Scan the listing below. Copy each line that contains "accent".

#### Dataset records:
_____

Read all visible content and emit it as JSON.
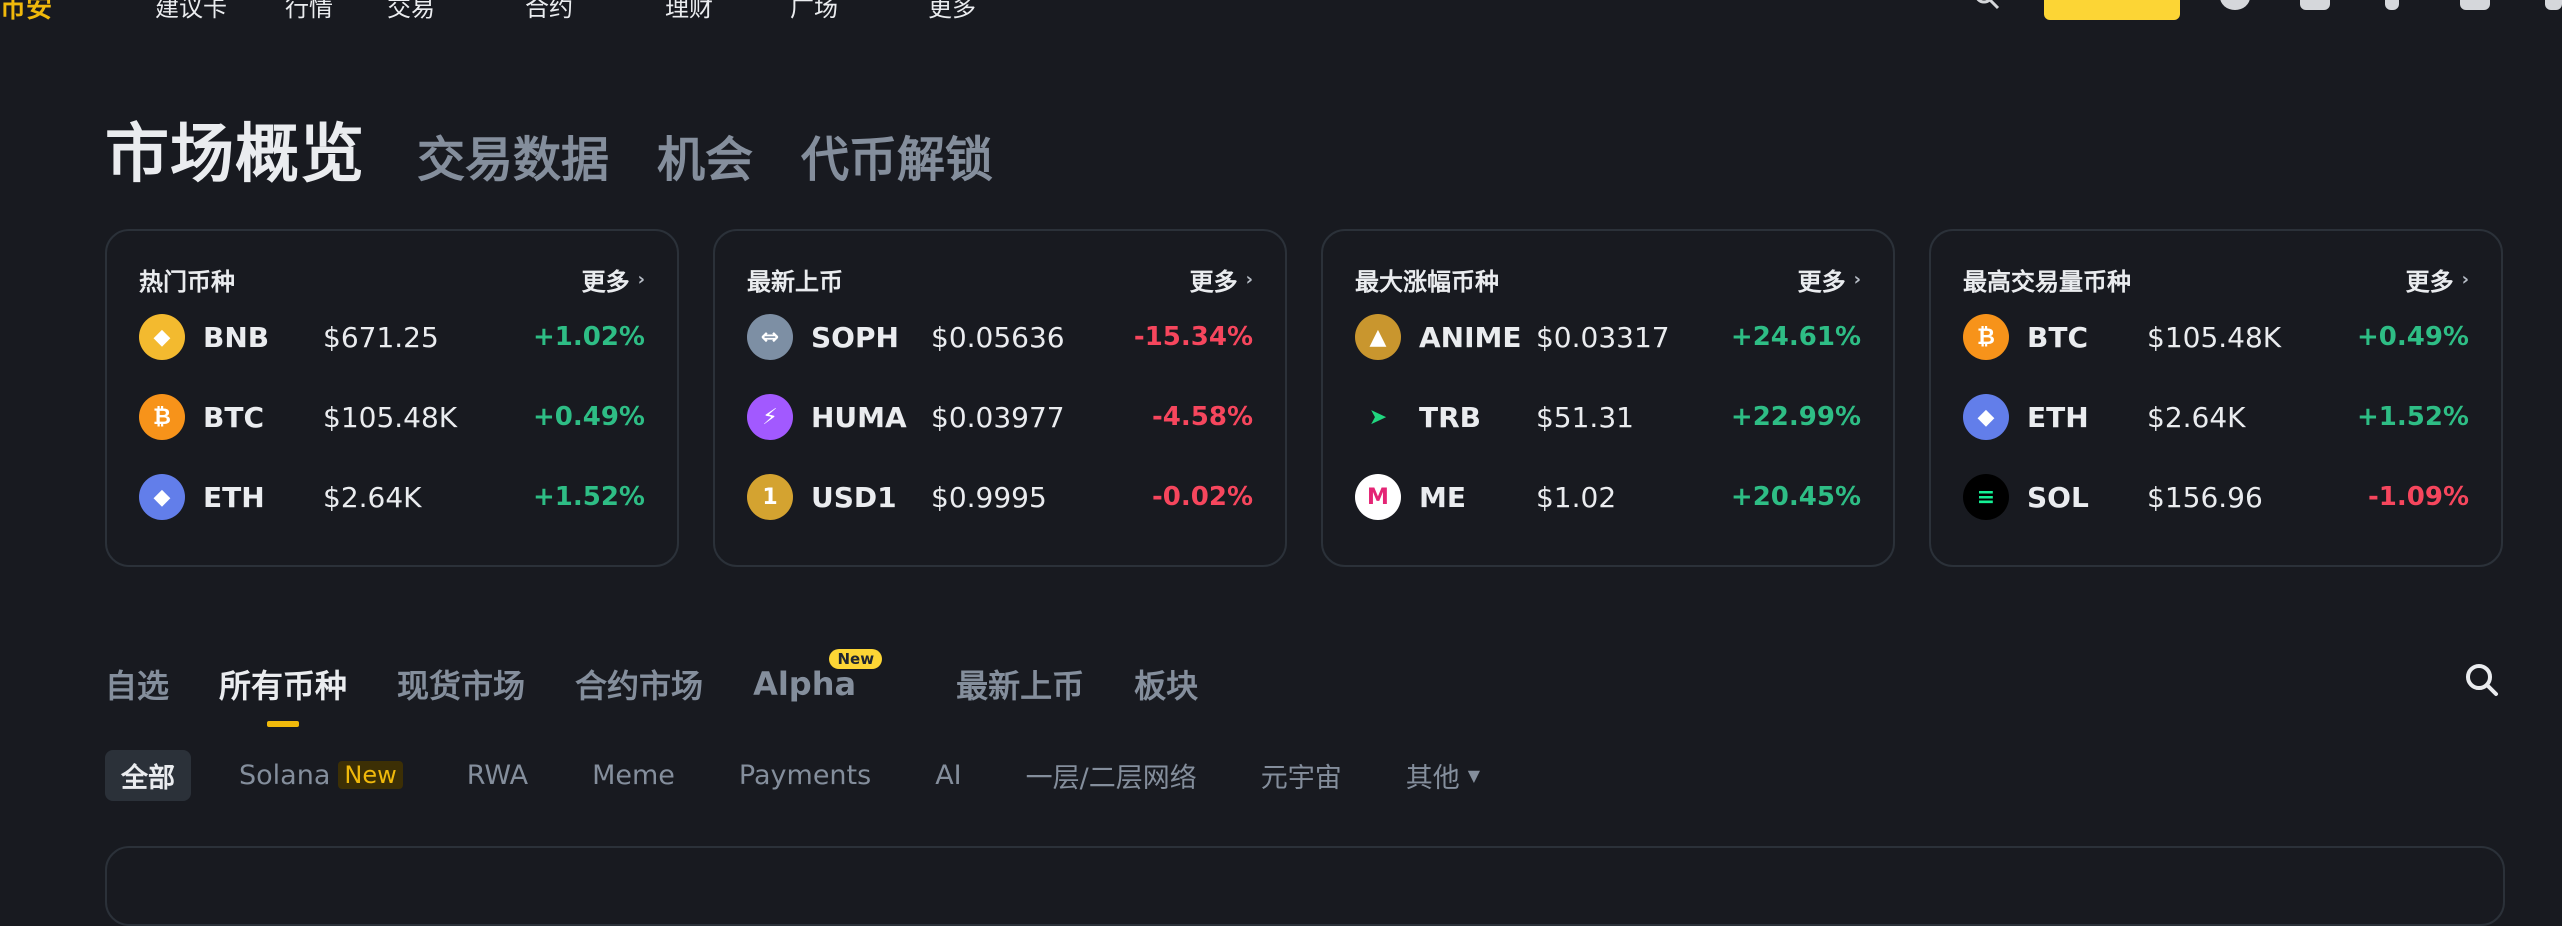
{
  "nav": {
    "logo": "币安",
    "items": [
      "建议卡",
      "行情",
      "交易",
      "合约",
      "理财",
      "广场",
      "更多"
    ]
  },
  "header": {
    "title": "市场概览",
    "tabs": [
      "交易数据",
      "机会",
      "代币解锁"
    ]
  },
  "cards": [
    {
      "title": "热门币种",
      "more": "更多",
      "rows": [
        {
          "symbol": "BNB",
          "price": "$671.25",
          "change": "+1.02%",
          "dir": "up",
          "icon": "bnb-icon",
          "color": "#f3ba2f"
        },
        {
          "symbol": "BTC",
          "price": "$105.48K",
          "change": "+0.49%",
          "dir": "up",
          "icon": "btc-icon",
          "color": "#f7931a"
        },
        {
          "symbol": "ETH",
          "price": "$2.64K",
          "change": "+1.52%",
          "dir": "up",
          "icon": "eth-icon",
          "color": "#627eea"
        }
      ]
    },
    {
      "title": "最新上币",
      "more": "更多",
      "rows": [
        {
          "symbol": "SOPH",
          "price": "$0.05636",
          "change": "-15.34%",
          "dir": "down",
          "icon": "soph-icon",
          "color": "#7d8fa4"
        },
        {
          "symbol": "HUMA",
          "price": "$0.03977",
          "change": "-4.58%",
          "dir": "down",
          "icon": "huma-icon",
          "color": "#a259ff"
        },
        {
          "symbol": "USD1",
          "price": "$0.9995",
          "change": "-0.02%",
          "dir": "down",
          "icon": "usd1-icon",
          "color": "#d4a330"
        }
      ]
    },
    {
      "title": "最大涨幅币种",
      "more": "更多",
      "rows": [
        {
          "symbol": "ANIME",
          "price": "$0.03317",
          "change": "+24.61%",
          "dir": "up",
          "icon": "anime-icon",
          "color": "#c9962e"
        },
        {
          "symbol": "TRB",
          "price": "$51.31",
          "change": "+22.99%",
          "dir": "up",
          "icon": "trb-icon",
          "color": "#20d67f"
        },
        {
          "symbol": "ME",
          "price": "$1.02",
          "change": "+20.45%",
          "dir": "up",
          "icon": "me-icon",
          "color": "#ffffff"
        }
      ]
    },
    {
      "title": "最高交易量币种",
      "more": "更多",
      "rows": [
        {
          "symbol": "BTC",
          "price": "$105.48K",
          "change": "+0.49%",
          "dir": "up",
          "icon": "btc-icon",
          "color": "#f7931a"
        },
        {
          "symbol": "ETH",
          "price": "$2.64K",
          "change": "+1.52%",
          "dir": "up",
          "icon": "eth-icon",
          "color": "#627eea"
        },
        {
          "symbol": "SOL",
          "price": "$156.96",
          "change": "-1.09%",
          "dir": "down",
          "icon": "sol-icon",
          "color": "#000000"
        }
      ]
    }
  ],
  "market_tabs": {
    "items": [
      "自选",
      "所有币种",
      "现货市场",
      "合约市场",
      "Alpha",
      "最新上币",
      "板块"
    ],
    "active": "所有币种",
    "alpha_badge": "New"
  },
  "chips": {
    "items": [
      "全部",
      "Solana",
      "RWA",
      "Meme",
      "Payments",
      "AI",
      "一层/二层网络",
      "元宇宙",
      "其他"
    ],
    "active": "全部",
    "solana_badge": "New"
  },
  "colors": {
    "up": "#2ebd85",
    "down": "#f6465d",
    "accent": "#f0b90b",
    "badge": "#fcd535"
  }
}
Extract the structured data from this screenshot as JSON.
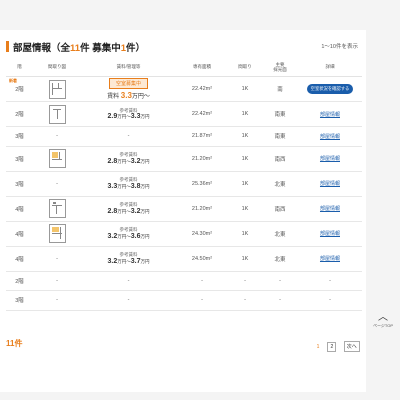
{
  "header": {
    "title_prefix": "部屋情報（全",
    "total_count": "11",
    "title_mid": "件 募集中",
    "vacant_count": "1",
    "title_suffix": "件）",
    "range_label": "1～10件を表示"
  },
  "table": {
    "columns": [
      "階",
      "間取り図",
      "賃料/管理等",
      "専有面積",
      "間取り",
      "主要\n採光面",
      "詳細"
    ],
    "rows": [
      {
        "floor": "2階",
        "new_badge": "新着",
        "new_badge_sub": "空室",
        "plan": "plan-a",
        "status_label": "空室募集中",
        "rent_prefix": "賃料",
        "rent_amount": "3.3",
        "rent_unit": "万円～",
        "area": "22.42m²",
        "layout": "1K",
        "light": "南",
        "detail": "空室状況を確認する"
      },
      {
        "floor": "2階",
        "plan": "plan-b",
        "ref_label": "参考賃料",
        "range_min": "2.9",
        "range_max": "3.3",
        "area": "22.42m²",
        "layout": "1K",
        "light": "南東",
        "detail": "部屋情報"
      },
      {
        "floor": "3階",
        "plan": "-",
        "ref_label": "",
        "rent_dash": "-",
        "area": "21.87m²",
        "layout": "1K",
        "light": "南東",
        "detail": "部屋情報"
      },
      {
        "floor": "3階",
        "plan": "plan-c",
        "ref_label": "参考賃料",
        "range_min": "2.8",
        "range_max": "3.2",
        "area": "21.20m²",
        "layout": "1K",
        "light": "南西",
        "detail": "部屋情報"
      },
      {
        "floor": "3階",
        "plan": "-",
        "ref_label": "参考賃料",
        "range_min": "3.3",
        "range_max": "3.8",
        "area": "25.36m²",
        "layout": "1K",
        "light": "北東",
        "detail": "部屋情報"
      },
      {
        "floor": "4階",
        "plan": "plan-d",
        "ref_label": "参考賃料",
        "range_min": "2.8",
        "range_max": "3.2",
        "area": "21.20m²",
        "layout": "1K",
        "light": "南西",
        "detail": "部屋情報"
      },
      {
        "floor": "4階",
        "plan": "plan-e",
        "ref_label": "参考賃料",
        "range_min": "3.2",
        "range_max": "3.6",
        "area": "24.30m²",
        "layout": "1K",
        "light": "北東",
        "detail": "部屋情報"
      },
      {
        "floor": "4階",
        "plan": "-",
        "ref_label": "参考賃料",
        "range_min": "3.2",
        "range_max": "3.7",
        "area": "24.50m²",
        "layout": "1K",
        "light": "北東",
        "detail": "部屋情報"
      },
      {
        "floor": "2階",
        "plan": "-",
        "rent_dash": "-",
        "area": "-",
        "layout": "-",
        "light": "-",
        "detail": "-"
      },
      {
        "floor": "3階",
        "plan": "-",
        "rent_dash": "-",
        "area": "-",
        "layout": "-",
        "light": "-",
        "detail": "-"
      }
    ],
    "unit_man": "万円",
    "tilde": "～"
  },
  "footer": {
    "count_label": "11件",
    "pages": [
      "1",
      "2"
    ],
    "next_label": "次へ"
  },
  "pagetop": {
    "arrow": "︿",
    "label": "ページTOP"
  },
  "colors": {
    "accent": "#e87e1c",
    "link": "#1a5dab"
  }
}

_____

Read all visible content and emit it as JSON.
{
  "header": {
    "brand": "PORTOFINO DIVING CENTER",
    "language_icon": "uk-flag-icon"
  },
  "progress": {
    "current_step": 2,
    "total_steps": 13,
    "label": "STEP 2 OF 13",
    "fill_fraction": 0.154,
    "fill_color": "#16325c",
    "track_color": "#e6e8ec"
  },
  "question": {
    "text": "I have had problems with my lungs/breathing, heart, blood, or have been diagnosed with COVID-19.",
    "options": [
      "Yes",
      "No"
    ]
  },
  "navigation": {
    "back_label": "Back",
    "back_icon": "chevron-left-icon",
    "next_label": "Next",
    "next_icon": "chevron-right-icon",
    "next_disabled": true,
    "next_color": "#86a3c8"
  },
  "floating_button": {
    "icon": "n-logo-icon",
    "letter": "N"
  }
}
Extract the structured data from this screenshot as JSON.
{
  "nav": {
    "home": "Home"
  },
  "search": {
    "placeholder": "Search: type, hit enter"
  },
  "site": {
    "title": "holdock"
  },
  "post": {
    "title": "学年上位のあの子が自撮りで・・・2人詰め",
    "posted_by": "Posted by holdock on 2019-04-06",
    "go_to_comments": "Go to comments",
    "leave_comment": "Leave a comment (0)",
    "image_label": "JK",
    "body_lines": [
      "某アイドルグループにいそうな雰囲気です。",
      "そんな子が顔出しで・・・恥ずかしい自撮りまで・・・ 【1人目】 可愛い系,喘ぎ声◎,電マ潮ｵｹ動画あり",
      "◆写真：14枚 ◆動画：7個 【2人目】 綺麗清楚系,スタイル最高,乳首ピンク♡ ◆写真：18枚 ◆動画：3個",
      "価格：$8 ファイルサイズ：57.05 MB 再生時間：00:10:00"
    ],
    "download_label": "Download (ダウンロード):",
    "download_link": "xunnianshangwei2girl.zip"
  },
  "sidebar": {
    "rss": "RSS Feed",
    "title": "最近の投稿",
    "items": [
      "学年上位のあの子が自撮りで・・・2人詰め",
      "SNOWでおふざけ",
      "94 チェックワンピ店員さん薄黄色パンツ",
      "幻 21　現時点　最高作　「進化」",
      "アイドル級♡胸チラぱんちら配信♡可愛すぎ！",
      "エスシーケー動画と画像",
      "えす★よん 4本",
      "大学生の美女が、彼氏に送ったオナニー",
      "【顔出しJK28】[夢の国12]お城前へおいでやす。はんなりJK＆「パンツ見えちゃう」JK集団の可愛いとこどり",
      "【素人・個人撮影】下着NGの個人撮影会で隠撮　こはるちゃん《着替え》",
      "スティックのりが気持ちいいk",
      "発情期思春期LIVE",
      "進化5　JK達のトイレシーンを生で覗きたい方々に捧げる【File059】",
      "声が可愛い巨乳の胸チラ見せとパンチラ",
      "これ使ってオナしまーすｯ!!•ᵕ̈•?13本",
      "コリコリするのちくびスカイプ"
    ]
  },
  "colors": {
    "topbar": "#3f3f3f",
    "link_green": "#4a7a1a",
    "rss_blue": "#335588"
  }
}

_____

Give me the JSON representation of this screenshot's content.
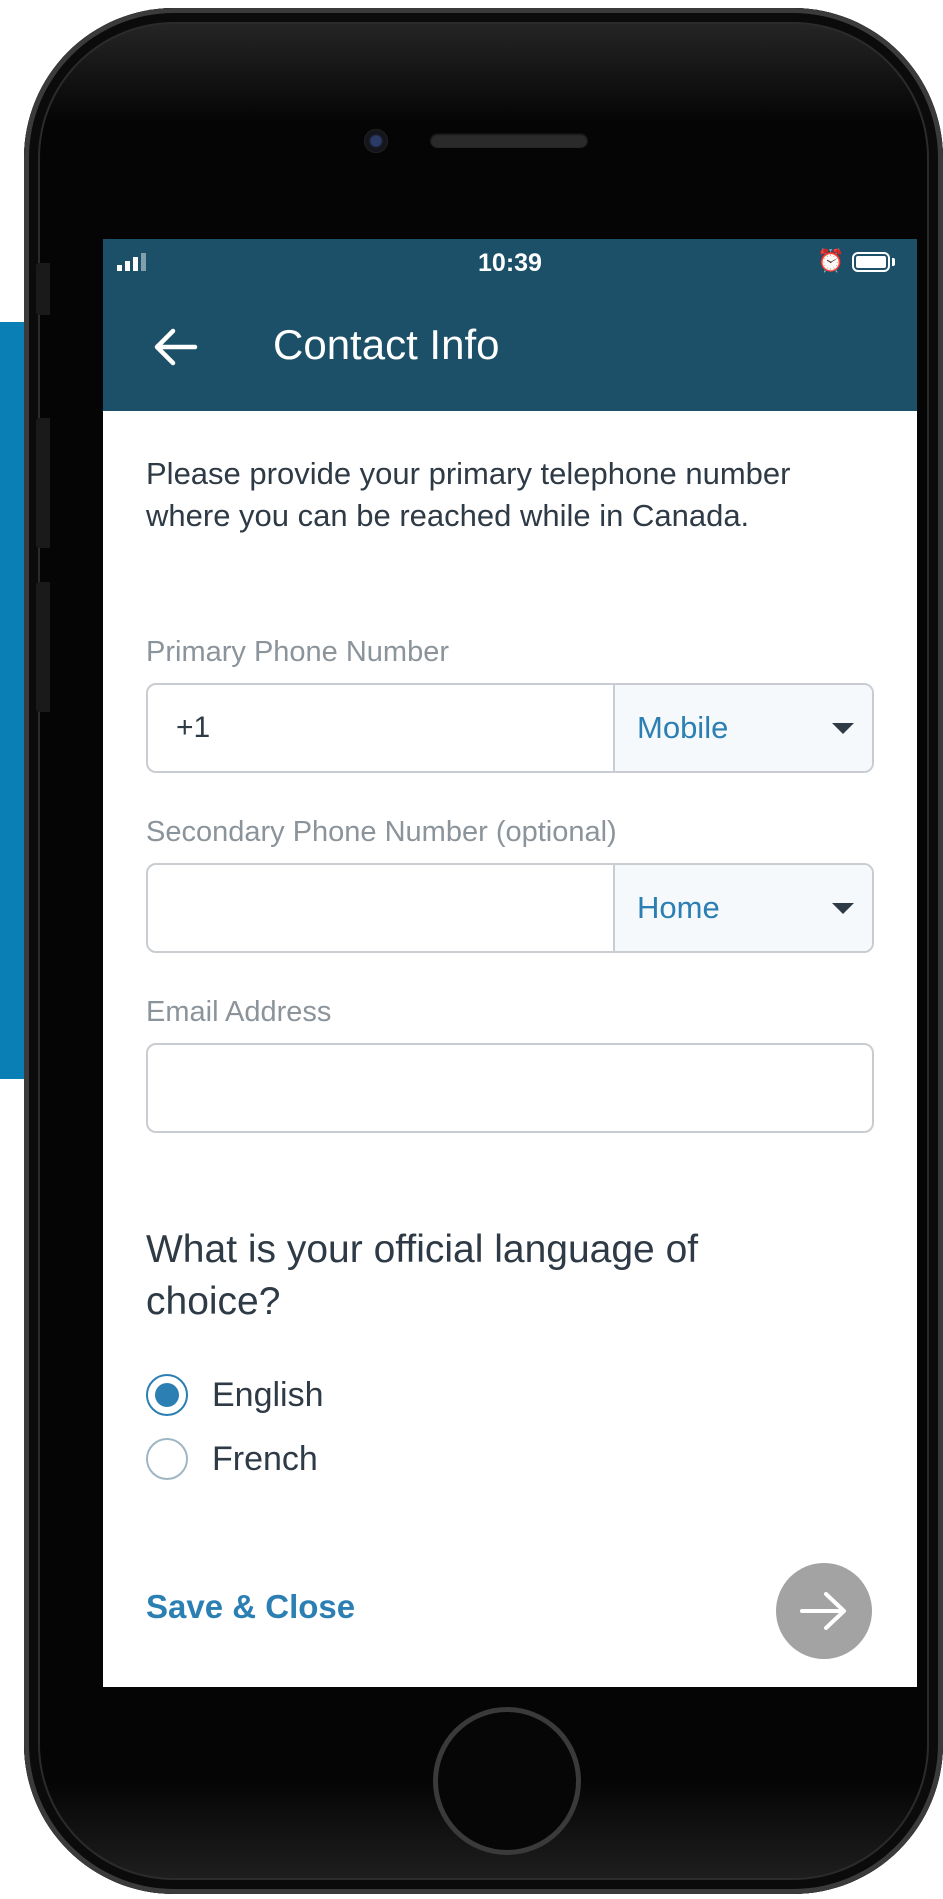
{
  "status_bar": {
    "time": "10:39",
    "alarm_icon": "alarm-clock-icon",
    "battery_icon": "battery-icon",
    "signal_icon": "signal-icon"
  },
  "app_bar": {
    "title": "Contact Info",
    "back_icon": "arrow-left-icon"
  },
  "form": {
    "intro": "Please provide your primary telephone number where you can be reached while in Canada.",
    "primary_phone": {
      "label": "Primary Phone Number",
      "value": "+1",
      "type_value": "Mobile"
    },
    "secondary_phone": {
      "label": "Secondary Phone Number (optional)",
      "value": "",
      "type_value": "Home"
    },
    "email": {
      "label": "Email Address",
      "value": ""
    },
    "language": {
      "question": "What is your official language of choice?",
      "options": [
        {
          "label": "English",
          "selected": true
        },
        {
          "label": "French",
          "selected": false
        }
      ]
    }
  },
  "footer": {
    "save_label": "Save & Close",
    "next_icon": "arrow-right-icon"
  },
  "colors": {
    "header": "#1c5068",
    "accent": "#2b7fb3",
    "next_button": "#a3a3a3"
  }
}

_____

#### Worked solution:
    "accent": "#f0b90b",
    "accent": "#e87e1c",
    "accent": "#2b7fb3",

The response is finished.